Plans for a new commercial waste franchise system are still on track in Los Angeles, despite a recent lawsuit filed by the Apartment Owners Association of California (AOA) seeking an injunction to stop it.
The July 1 start date for the city's "RecycLA" program was confirmed by Elena Stern, senior public information officer for LA's Department of Public Works, who offered no further comment on the lawsuit.
The suit, filed earlier this month by AOA and an apartment owner co-plaintiff, contends that the city's plan will have unequal affects on various businesses and constitutes a tax that requires voter approval. California's Proposition 218, which details requirements of certain tax increases, is cited as its main basis. Proponents of the plan disagree that the system will necessarily result in cost increases for customers, including apartment owners, though some say it has already started happening.
AOA President Daniel Faller told Waste Dive that multiple members from his group had experienced price surges within the past month. Calling the system "pathetic," "unethical," "criminal almost," and "a monopoly," he attributed this to haulers trying to establish higher baselines before rate caps kick in under the franchise system next month. Faller said this ends up affecting apartment owners the most because they can't pass on costs to tenants due to existing rent control guidelines.
When asked whether he thought the RecycLA concept — increased diversion rates, cleaner vehicles, higher wages — had merit, Faller was somewhat skeptical.
"If it’s necessary in a free market, it'll happen. It'll just happen," he said, going on to describe how that scenario might play out for apartment owners. "The cost may increase for the trash collectors, but it’s not going to double."
Rob Nothoff, director of waste and recycling for LAANE and a key organizer in the "Don't Waste LA" campaign that led to this system's approval, said he had heard a few examples of haulers that didn't win franchise contracts attempting to raise rates during the current transition period. Though he characterized those as exceptions and said it was too soon to know whether price increases would be universal.
"It just further underscores the point of why we need to actually have rate caps and have the system in place," Nothoff said of the recent price hike reports. "This is a way to equalize, create a transparent rate across the board for all businesses that’s fair, and also to build in rate caps to prevent any future gouging."

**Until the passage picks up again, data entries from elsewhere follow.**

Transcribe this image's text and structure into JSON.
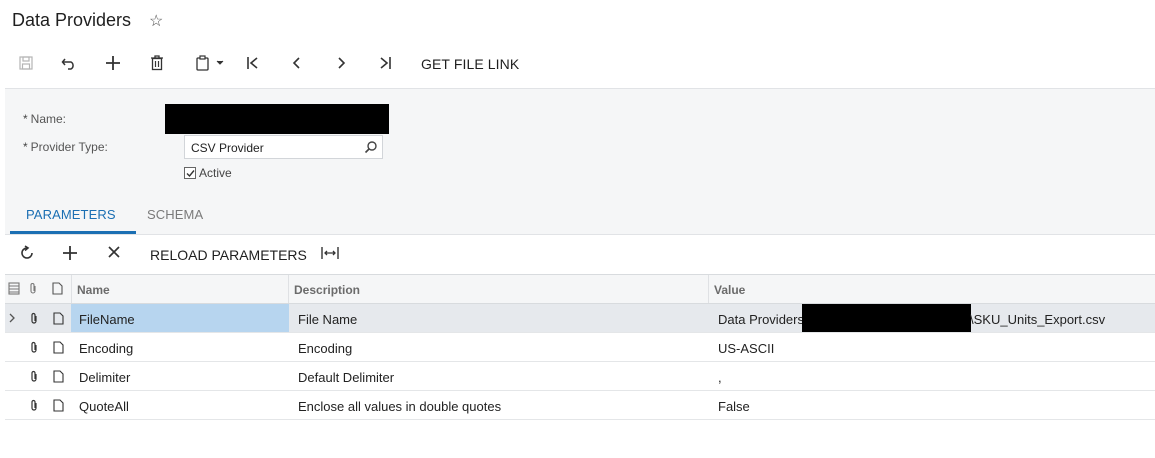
{
  "page": {
    "title": "Data Providers"
  },
  "toolbar": {
    "get_file_link": "GET FILE LINK"
  },
  "form": {
    "name_label": "Name:",
    "provider_type_label": "Provider Type:",
    "provider_type_value": "CSV Provider",
    "active_label": "Active",
    "required_mark": "*"
  },
  "tabs": [
    {
      "label": "PARAMETERS",
      "active": true
    },
    {
      "label": "SCHEMA",
      "active": false
    }
  ],
  "grid_toolbar": {
    "reload_parameters": "RELOAD PARAMETERS"
  },
  "grid": {
    "columns": {
      "name": "Name",
      "description": "Description",
      "value": "Value"
    },
    "rows": [
      {
        "name": "FileName",
        "description": "File Name",
        "value_prefix": "Data Providers",
        "value_suffix": "\\SKU_Units_Export.csv",
        "selected": true
      },
      {
        "name": "Encoding",
        "description": "Encoding",
        "value": "US-ASCII"
      },
      {
        "name": "Delimiter",
        "description": "Default Delimiter",
        "value": ","
      },
      {
        "name": "QuoteAll",
        "description": "Enclose all values in double quotes",
        "value": "False"
      }
    ]
  },
  "colors": {
    "accent": "#1b6fb3",
    "selected_cell": "#b7d5ef",
    "selected_row": "#e6e9ed"
  }
}
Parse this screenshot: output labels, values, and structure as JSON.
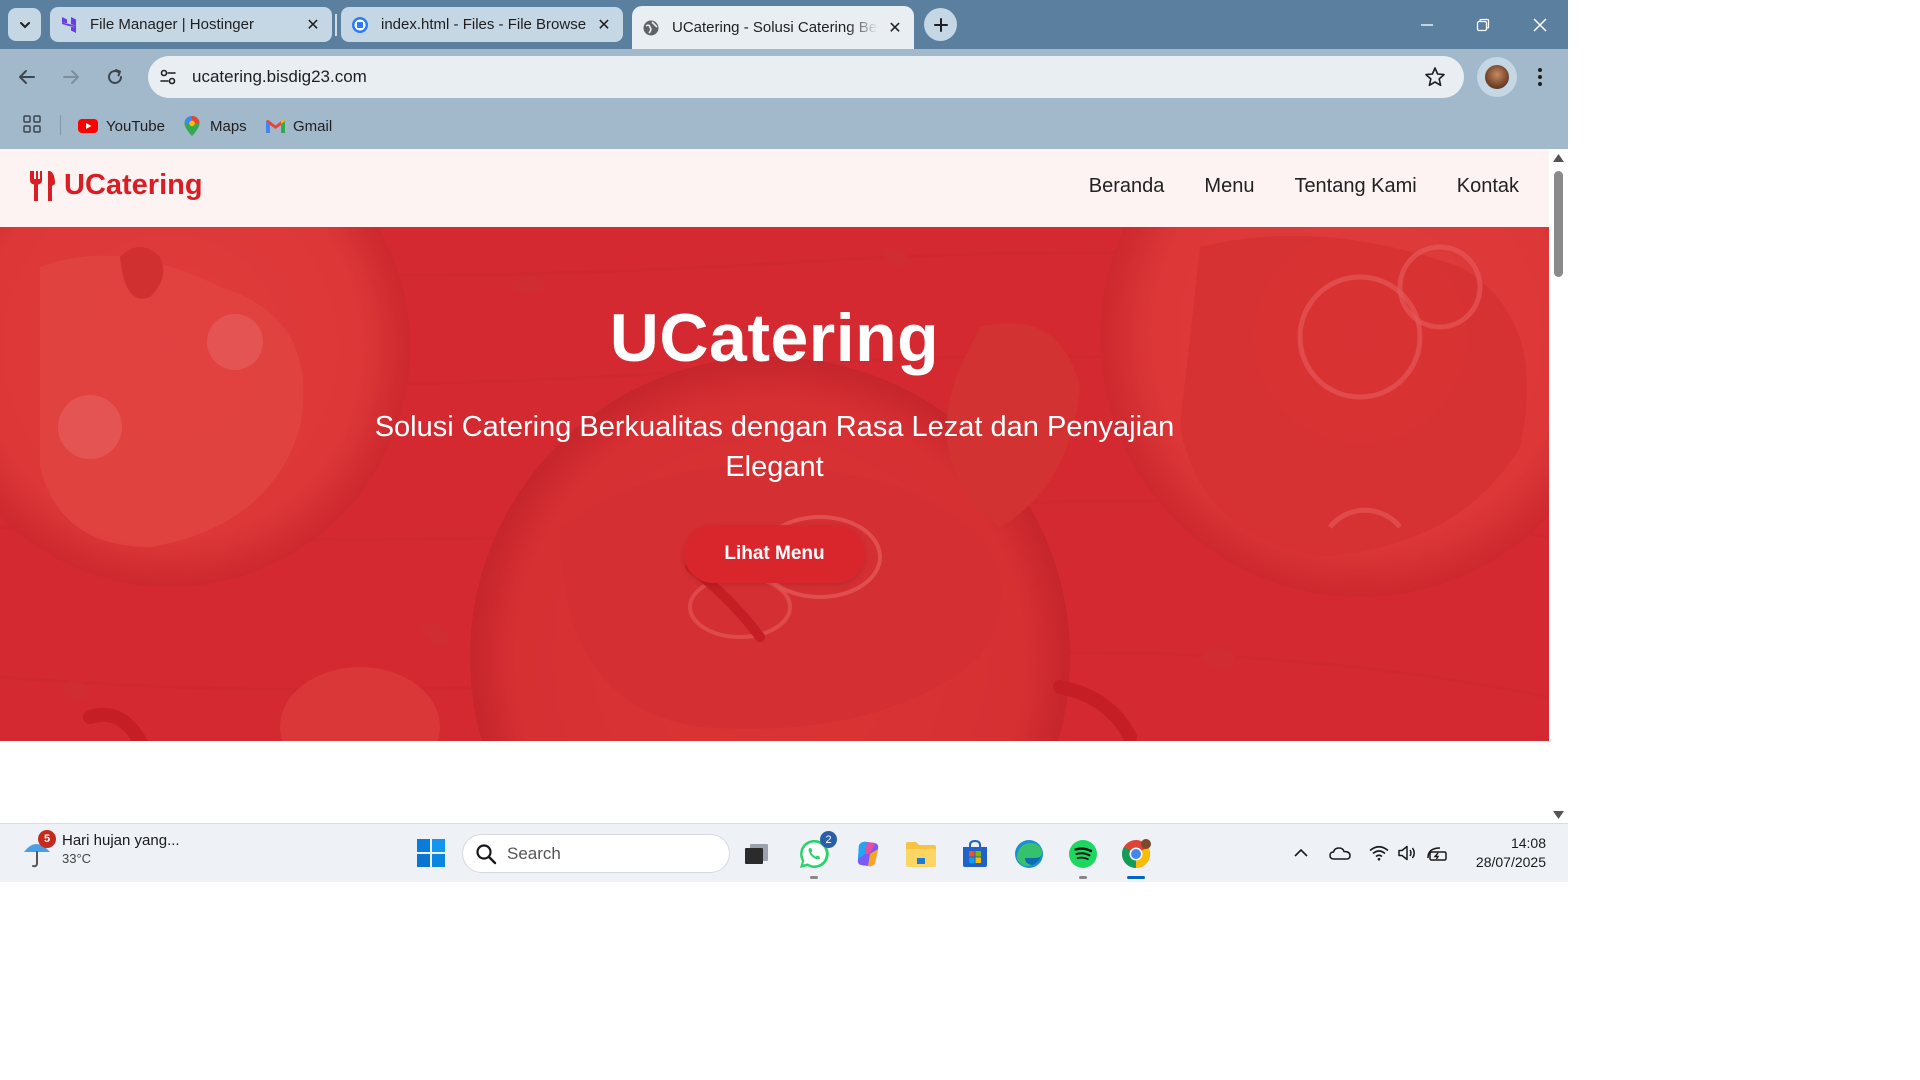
{
  "browser": {
    "tabs": [
      {
        "title": "File Manager | Hostinger",
        "active": false
      },
      {
        "title": "index.html - Files - File Browser",
        "active": false
      },
      {
        "title": "UCatering - Solusi Catering Berkualitas",
        "active": true
      }
    ],
    "url": "ucatering.bisdig23.com",
    "bookmarks": [
      {
        "label": "YouTube"
      },
      {
        "label": "Maps"
      },
      {
        "label": "Gmail"
      }
    ]
  },
  "site": {
    "brand": "UCatering",
    "nav": [
      "Beranda",
      "Menu",
      "Tentang Kami",
      "Kontak"
    ],
    "hero": {
      "title": "UCatering",
      "subtitle": "Solusi Catering Berkualitas dengan Rasa Lezat dan Penyajian Elegant",
      "cta": "Lihat Menu"
    },
    "accent_color": "#d81e24"
  },
  "taskbar": {
    "weather": {
      "text": "Hari hujan yang...",
      "temp": "33°C",
      "badge": "5"
    },
    "search_placeholder": "Search",
    "whatsapp_badge": "2",
    "time": "14:08",
    "date": "28/07/2025"
  }
}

Nothoff said the timing of AOA's lawsuit was confusing as they had many opportunities to engage during the dozens of workshops and hearings that were held leading up to the implementation. While the city has been publicly quiet on their reaction to the lawsuit, Nothoff expressed certainty in the lengthy contracting process based on his involvement.
"At the end of the day this was the most historically vetted RFP in the history of the city," he said. "So we’re confident in the city’s process that they’ve been able to address any potential legalities."
Faller recognized that it would have been in AOA's interest to file the lawsuit sooner and that the odds may be against their efforts to derail the massive franchise plan.
"We're just the little guys compared to the millions and millions of dollars that the trash haulers and the unions represent ... If they're going to screw us, they've got to have the vote of the people to do it."
President, Apartment Owners Association of California
“We’re just the little guys compared to the millions and millions of dollars that the trash haulers and the unions represent and the influence that they have with the City Council," said Faller, going on to promise AOA would stay involved past July 1 if necessary and making one last argument for their position. "In other words if they’re going to screw us they’ve got to have the vote of the people to do it."
The recently renamed RecycLA franchise system will be the largest of its kind in the country, involving 11 zones serviced by seven haulers and multiple subcontractors. In an effort to achieve the city's goal of 90% diversion by 2025, these companies are investing an estimated $200 million in local infrastructure. The initial 10-year contracts begin on July 1, with the official transition required by January 2018, and could run as long as 20 years with renewals.